The Bottom Line On McCormick's P/E Ratio

McCormick has a P/E of 31.8. That's higher than the average in its market, which is 17.5. With some debt but no EPS growth last year, the market has high expectations of future profits.

When the market is wrong about a stock, it gives savvy investors an opportunity. If the reality for a company is better than it expects, you can make money by buying and holding for the long term. So this free report on the analyst consensus forecasts could help you make a master move on this stock.

Of course, you might find a fantastic investment by looking at a few good candidates. So take a peek at this free list of companies with modest (or no) debt, trading on a P/E below 20.

We aim to bring you long-term focused research analysis driven by fundamental data. Note that our analysis may not factor in the latest price-sensitive company announcements or qualitative material.
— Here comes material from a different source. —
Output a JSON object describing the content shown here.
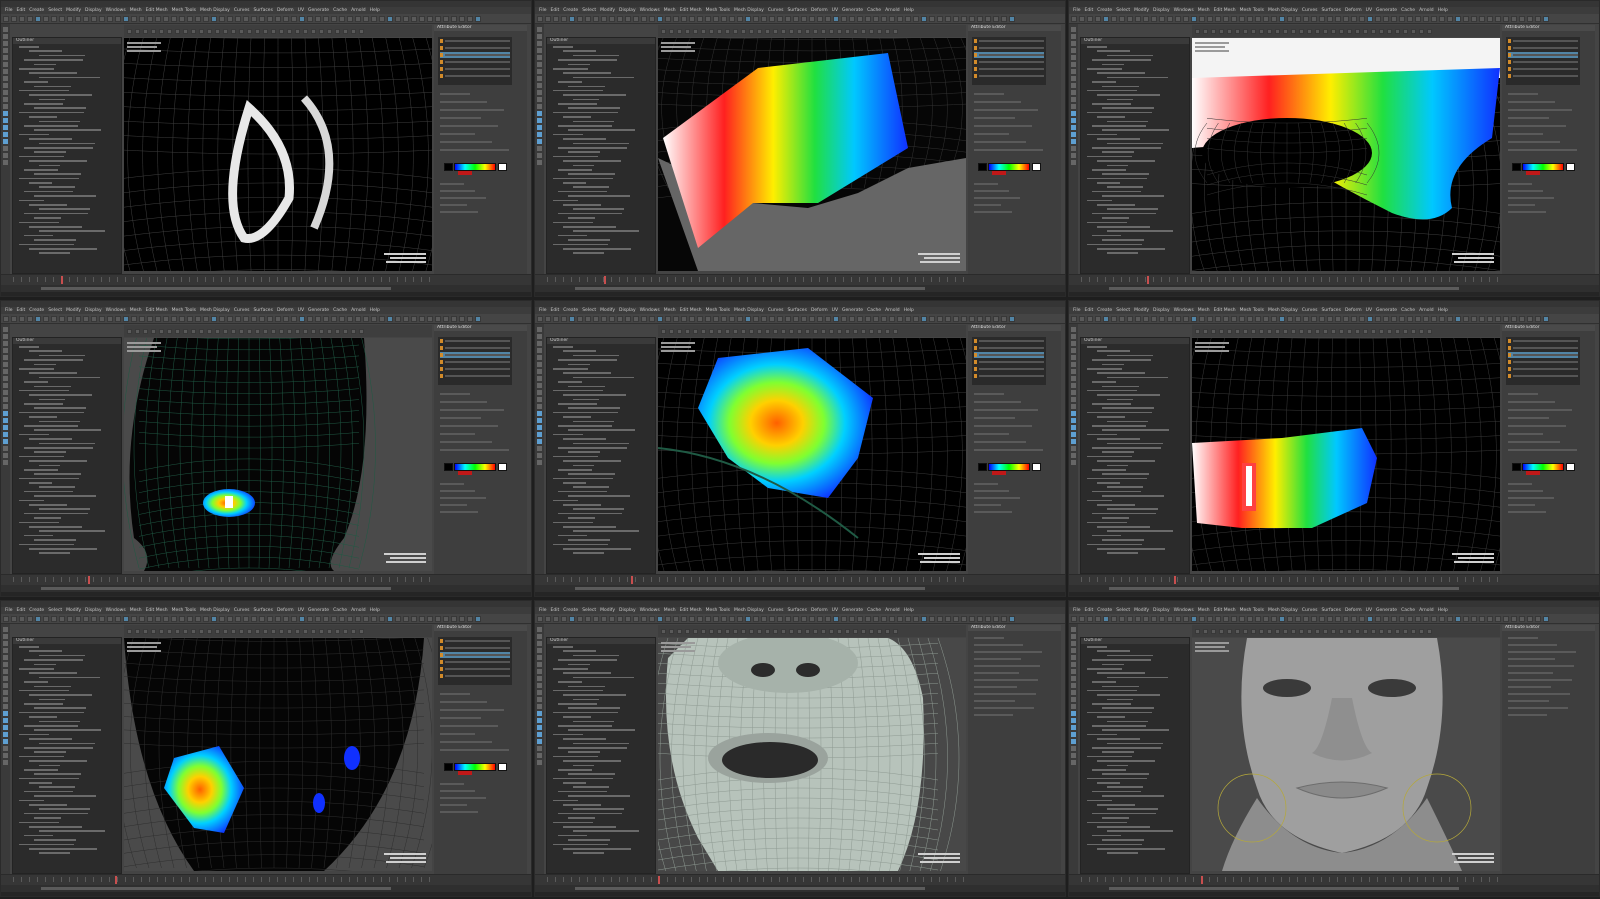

If you spot an error that warrants correction, please contact the editor at editorial-team@simplywallst.com. This article by Simply Wall St is general in nature. It does not constitute a recommendation to buy or sell any stock, and does not take account of your objectives, or your financial situation. Simply Wall St has no position in the stocks mentioned. Thank you for reading.